RECORDS PROVIDED Block Start

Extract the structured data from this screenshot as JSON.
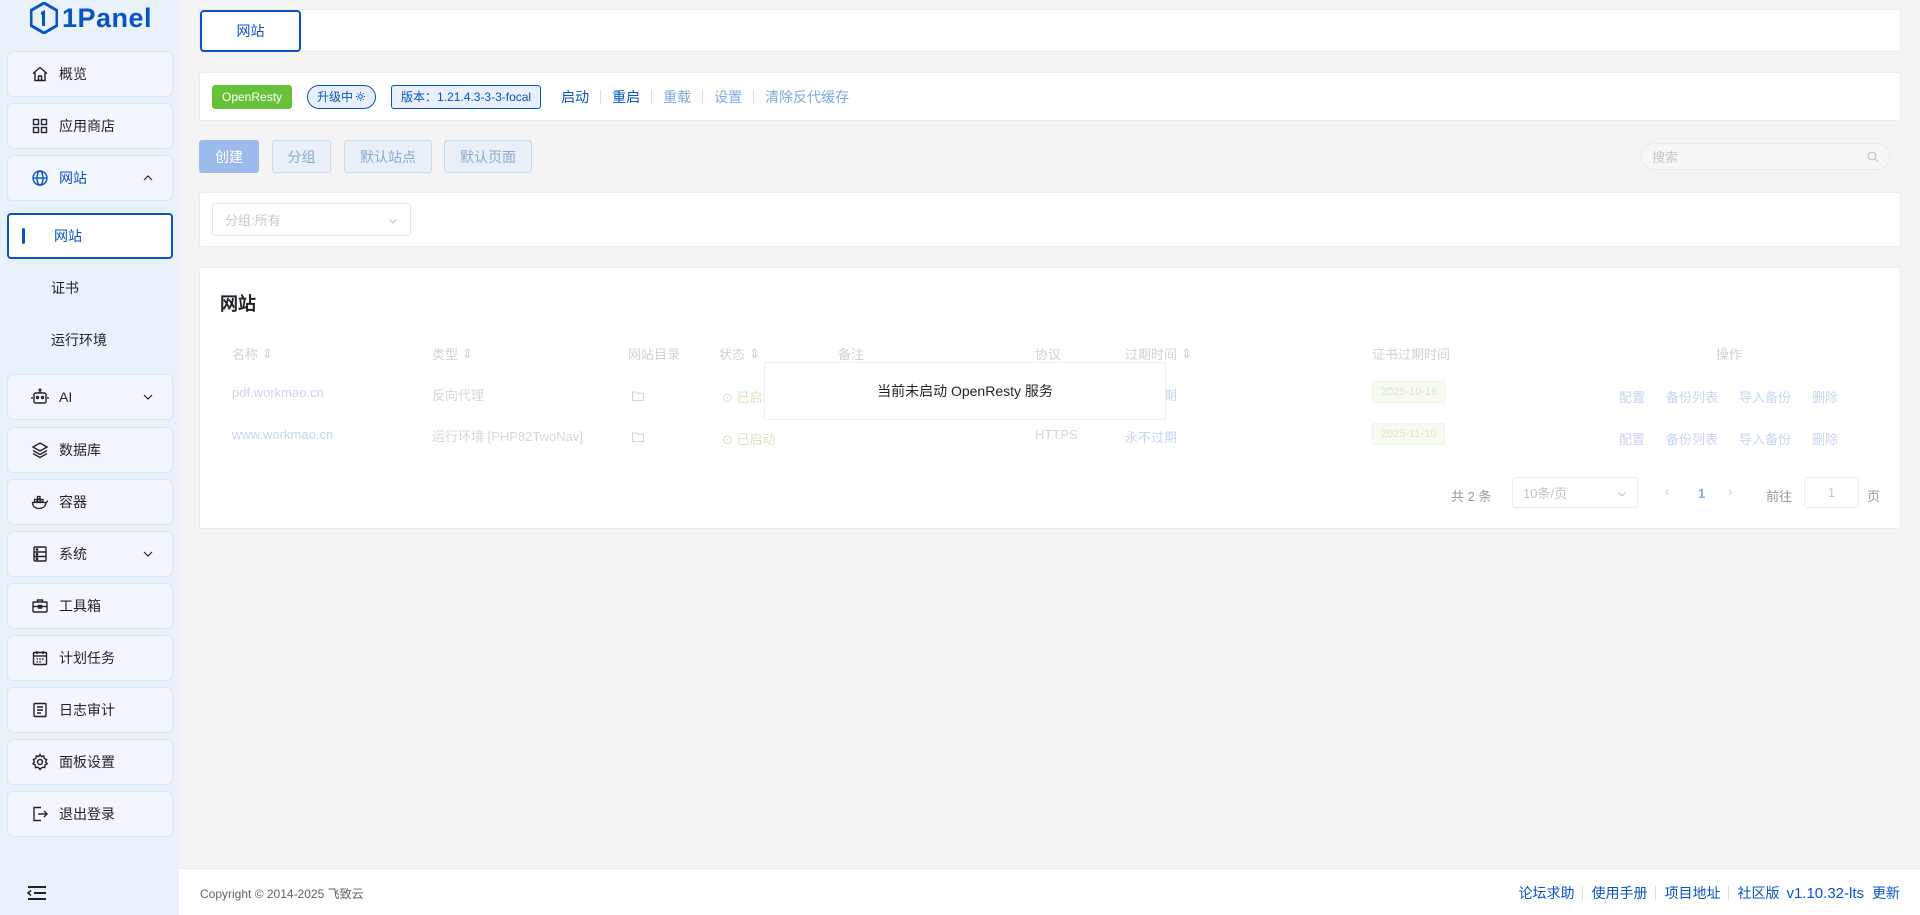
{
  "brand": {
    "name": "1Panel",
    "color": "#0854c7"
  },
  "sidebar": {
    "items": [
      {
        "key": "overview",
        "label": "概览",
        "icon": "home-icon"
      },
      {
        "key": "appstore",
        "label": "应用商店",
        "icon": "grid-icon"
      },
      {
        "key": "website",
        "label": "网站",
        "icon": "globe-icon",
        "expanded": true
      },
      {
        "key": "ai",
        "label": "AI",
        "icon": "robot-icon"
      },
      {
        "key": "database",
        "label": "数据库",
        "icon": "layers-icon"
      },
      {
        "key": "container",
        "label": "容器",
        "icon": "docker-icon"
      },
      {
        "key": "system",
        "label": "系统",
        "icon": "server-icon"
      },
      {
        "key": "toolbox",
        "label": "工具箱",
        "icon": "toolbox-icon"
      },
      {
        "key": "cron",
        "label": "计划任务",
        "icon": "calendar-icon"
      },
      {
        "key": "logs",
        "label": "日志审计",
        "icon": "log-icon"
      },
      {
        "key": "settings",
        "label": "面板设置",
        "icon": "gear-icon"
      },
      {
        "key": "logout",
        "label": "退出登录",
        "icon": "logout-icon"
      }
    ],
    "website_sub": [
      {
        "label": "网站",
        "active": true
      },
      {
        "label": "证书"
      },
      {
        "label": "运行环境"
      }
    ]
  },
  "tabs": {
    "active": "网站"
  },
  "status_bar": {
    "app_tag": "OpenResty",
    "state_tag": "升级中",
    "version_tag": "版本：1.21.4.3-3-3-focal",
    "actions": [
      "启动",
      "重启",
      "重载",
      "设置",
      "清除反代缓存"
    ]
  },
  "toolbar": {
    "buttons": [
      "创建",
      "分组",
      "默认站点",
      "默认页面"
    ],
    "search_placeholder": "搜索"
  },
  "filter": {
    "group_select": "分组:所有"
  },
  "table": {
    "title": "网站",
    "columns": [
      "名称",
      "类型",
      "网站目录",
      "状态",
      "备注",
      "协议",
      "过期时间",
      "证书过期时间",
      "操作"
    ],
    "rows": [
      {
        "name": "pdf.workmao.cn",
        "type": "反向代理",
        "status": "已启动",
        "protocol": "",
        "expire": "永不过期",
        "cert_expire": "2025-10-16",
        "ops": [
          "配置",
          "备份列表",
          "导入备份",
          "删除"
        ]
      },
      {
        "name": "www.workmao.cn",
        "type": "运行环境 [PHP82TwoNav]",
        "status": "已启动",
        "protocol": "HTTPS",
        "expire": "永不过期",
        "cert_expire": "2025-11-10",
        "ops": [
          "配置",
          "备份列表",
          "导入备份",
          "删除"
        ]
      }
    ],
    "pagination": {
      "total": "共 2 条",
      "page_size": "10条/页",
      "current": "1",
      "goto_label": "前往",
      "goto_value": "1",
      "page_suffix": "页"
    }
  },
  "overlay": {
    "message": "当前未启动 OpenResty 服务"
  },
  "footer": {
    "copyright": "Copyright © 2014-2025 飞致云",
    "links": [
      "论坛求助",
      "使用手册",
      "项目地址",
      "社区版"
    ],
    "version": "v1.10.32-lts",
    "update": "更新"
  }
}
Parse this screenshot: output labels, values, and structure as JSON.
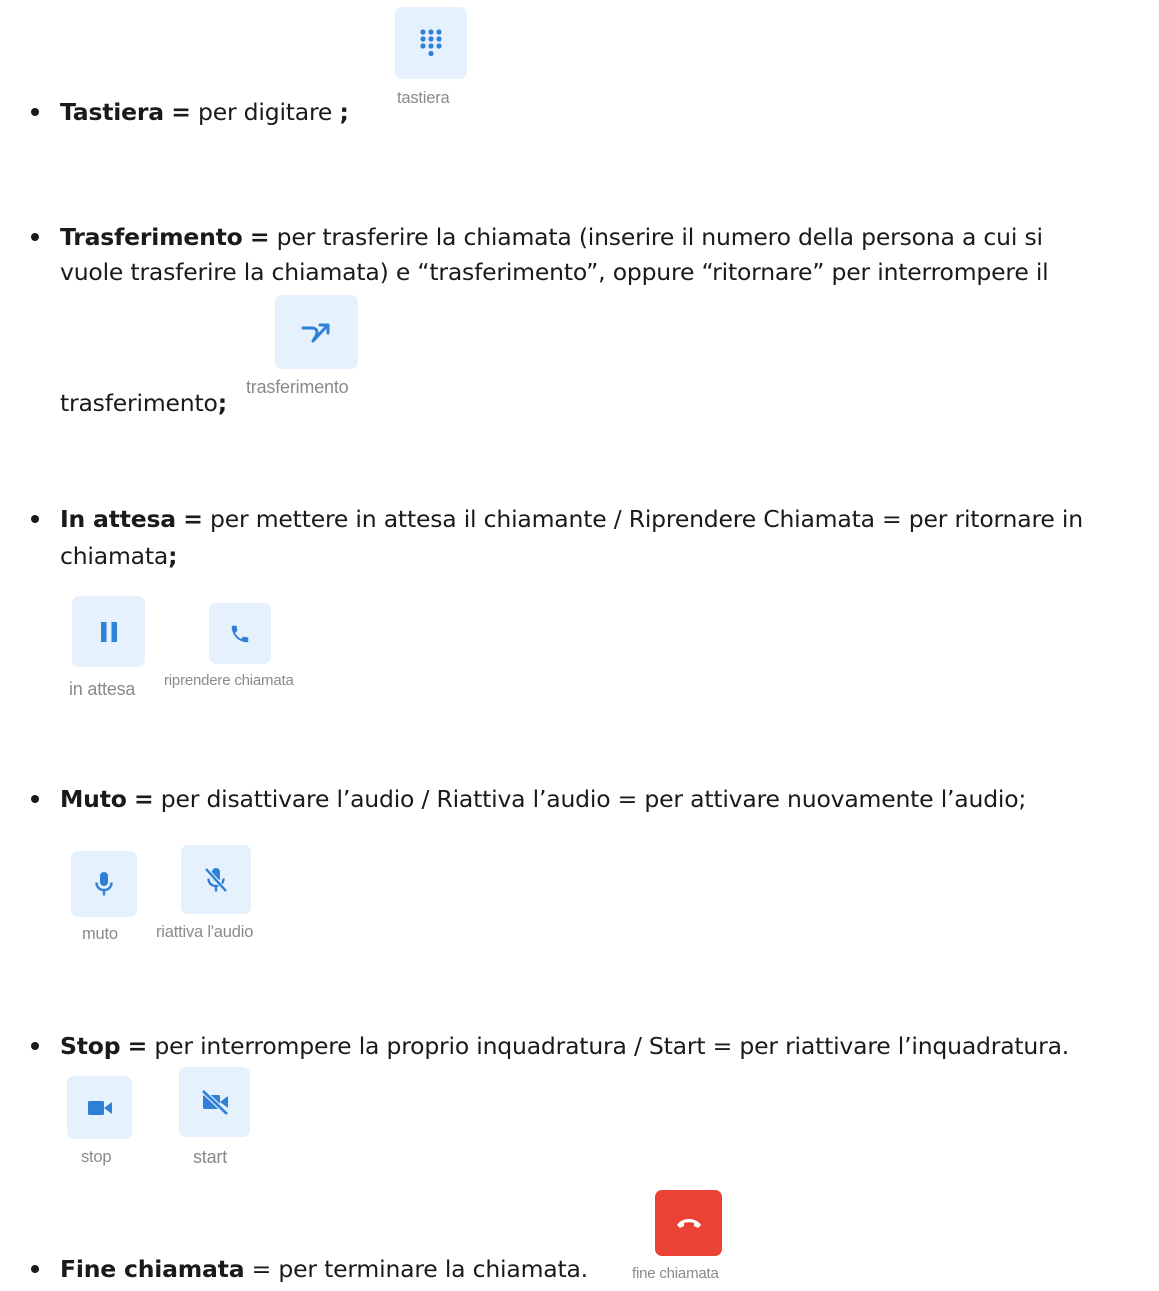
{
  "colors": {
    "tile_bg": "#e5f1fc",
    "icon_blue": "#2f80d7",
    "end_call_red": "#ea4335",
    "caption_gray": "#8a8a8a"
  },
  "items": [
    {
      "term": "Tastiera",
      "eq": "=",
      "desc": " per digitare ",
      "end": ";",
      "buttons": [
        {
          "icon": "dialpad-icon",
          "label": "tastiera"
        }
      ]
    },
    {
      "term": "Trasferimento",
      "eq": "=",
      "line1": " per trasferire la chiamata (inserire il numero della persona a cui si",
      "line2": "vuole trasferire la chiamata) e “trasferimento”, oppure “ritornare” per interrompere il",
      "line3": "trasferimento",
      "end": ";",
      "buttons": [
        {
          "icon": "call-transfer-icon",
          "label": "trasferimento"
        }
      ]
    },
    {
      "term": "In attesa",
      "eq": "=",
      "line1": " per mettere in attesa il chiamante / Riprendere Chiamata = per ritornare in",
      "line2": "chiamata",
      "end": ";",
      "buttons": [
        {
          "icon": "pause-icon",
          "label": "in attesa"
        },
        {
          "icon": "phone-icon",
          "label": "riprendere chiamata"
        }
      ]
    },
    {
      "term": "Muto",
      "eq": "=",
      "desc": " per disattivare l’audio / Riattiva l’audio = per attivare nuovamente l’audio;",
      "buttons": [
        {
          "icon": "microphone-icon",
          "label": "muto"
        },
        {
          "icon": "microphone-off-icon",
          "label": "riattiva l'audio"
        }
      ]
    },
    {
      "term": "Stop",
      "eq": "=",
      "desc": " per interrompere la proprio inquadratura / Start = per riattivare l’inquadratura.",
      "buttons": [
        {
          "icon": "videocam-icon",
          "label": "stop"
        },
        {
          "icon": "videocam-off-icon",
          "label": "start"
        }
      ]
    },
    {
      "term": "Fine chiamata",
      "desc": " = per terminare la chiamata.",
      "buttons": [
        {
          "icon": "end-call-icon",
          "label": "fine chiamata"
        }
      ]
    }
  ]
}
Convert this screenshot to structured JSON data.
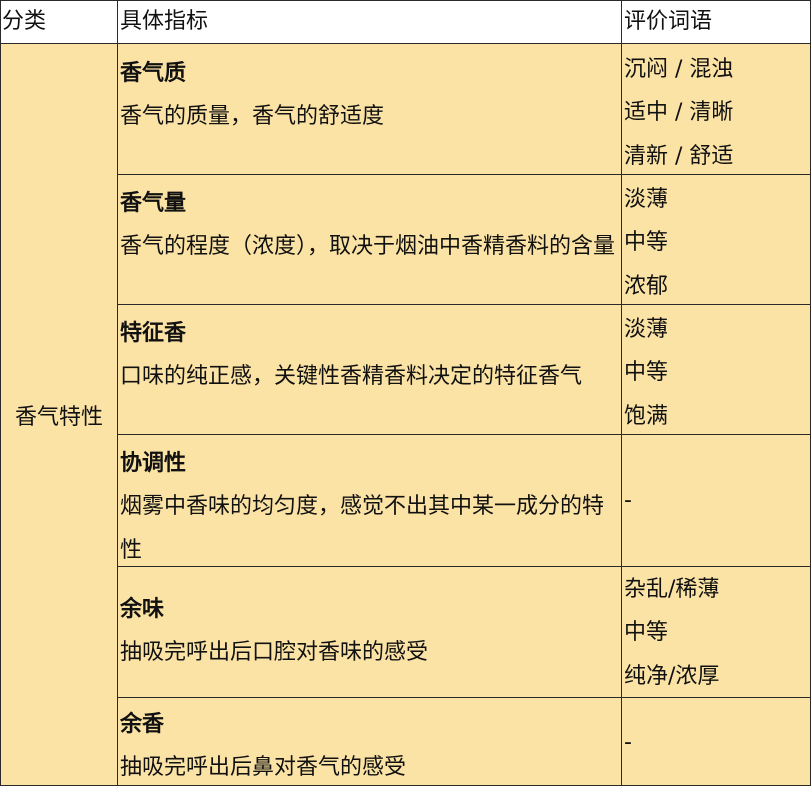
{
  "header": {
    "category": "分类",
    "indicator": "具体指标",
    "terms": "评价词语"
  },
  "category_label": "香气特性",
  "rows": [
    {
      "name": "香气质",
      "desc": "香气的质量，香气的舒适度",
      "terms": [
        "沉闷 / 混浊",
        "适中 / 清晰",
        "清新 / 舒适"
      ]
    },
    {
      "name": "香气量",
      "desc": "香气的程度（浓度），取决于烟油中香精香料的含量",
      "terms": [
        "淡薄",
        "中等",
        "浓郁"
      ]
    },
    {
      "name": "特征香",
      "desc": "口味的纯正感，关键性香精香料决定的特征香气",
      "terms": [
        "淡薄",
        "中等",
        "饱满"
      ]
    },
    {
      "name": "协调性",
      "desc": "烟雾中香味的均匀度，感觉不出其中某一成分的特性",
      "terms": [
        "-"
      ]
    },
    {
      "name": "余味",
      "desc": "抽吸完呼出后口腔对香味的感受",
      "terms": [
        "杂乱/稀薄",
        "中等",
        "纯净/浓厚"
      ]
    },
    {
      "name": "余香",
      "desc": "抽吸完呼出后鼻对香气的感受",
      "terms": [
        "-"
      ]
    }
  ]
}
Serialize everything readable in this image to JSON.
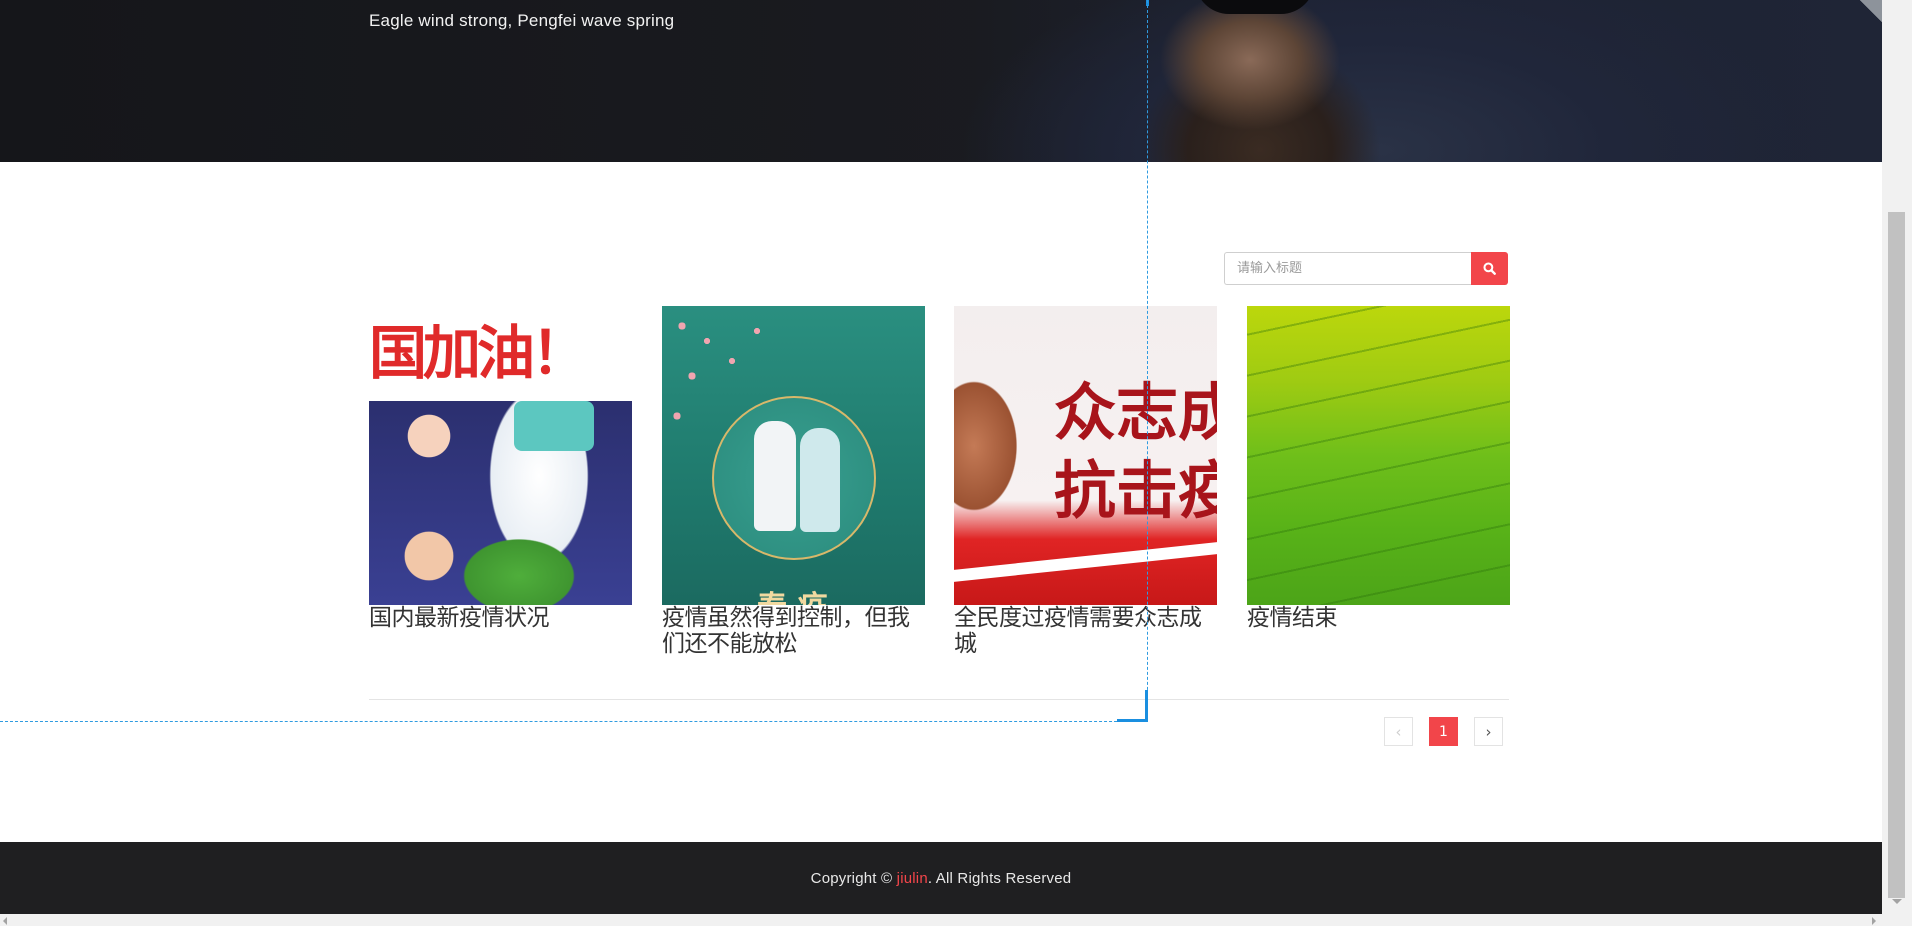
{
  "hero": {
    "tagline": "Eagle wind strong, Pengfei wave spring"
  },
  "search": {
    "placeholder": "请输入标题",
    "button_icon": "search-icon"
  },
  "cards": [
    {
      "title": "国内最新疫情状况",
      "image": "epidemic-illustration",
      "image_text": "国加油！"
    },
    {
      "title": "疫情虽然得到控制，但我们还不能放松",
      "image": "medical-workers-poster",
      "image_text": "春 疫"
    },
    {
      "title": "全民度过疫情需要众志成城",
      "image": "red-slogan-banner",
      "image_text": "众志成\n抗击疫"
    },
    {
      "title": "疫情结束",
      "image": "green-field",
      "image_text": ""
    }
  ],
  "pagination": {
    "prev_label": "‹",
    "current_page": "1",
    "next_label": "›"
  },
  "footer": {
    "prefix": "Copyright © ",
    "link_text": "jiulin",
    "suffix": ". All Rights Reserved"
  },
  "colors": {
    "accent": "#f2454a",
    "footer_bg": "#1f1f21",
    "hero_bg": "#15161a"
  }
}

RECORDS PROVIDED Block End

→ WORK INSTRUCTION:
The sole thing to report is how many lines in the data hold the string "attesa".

→ COMPLETED EXERCISE:
3